All of this is related in the utmost respect. I know many of you are women who've had and are planning cesareans. I just want you to know that I respect you so much and that each woman should make the choice that is right for her. That is the gist of what I'm trying to say; that we have to educate ourselves on the choices available to us and realize that a medical birth in a hospital bed is not the only option. And we must remember to not judge one another for the births we choose to have. I hope you find here that I am not judging you but merely a huge activist passionately preaching the news of natural birth. It is no way to demean you.

And that is my closing statement. YOU get to choose your birth. The only reasons your birth plan may not go according to plan is due to very rare complications or if those interventions are slowly introduced to you during your labor. And to quote The Feminist Breeder again: "What happens during a woman’s birth is not all up to chance.
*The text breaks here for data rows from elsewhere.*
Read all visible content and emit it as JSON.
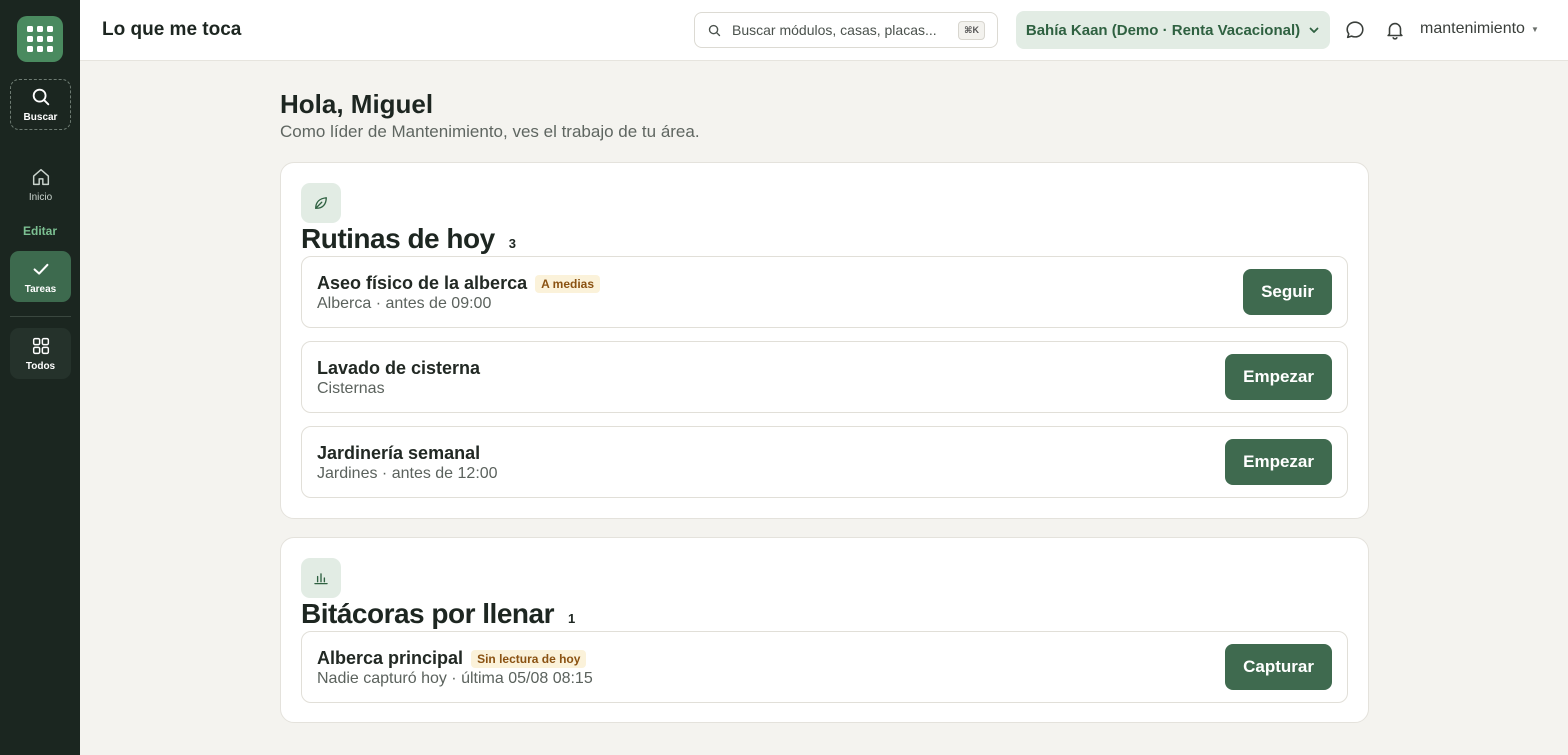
{
  "sidebar": {
    "items": [
      {
        "label": "Buscar",
        "icon": "search-icon"
      },
      {
        "label": "Inicio",
        "icon": "home-icon"
      },
      {
        "label": "Tareas",
        "icon": "check-icon",
        "active": true
      },
      {
        "label": "Todos",
        "icon": "grid-icon"
      }
    ],
    "section_label": "Editar",
    "logo_icon": "apps-grid-icon"
  },
  "header": {
    "title": "Lo que me toca",
    "search_placeholder": "Buscar módulos, casas, placas...",
    "search_shortcut": "⌘K",
    "property": "Bahía Kaan (Demo · Renta Vacacional)",
    "user": "mantenimiento"
  },
  "main": {
    "greeting": "Hola, Miguel",
    "subtitle": "Como líder de Mantenimiento, ves el trabajo de tu área.",
    "sections": [
      {
        "title": "Rutinas de hoy",
        "count": "3",
        "icon": "leaf-icon",
        "rows": [
          {
            "name": "Aseo físico de la alberca",
            "badge": "A medias",
            "meta": "Alberca · antes de 09:00",
            "action": "Seguir"
          },
          {
            "name": "Lavado de cisterna",
            "badge": "",
            "meta": "Cisternas",
            "action": "Empezar"
          },
          {
            "name": "Jardinería semanal",
            "badge": "",
            "meta": "Jardines · antes de 12:00",
            "action": "Empezar"
          }
        ]
      },
      {
        "title": "Bitácoras por llenar",
        "count": "1",
        "icon": "bar-chart-icon",
        "rows": [
          {
            "name": "Alberca principal",
            "badge": "Sin lectura de hoy",
            "meta": "Nadie capturó hoy · última 05/08 08:15",
            "action": "Capturar"
          }
        ]
      }
    ]
  },
  "colors": {
    "sidebar_bg": "#1b2620",
    "accent": "#3f6a4f",
    "accent_light": "#e2ece4",
    "badge_bg": "#fbf2da",
    "badge_text": "#8a5212",
    "page_bg": "#f4f3ef"
  }
}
Maybe some of it, but certainly not all of it."

Educate yourself, trust your body and know that having a baby safely can be the norm, NOT the exception if you know what you want to avoid and take the stand to let it be known.

Another great post I found right after writing this:
Why Birth Plans Exist at Stand and Deliver.


I'll be talking more about birth options; it's one of my favorite topics! And with a new little bundle on the way I cannot wait to share some ideas I have for our upcoming birth.


Susan Sene said...

Ok I could write A TON in response to this. Since my birth experience (induced, pitocin, c-section) with my first, I desperately want this next experience to be completely different. I have thrown myself into researching and have learned SO much. And I've also come to regret more that I didn't educate myself sooner. That is the key. Like was stated in "The Business of Being Born", more people research what car they're going to buy than how they're going to birth. I guess for me, I just trusted the OBs had my best interests at heart. But unfortunately, not all OBs care about the mom or baby's birth experience and lawsuits over shadow what some may want to do.

It is NOT ok to be badgered and pressured while in labor. Our country's statistics of maternal and infant death are awful compared to the amount of money we spend. Talk about health care reform...

I am considering, if all goes well with this vbac at a small hospital in town, to have a home birth if we have another baby. My husband is very open to that - which surprised me. I think him watching "The Business of Being Born" helped with that. :)

The Mommy said...

You know I love this stuff!!
My c-section with Maggie and vasa previa saved her life, but I still felt like I had no choice. With my VBAC I labored without anything quite a bit and although I got the epidural, I felt some pain and I sort of loved it.
It is such a personal choice and I think as women we need to be respective and supportive of each other.

Twinside Out said...

Such a great post. We took Bradley classes, and I wanted to have a natural birth so badly. But since we were having twins, none of the doctors in our group would allow me to deliver without an epidural (in case of a problem with the second twin). In hindsight, I wish I'd fought harder for what I wanted, because it was the classic snowball that you described above. Once the epidural was in place, my labor stalled; then they needed intrauterine monitoring; then pitocin. We ended up having some potentially serious complications. It was not at all what I had wanted or dreamed about - my first memory of holding my babies is that I nearly threw up on them, because I was so sick. Next time (and oh, how I hope there is a next time!), I will definitely advocate for myself a little more aggressively.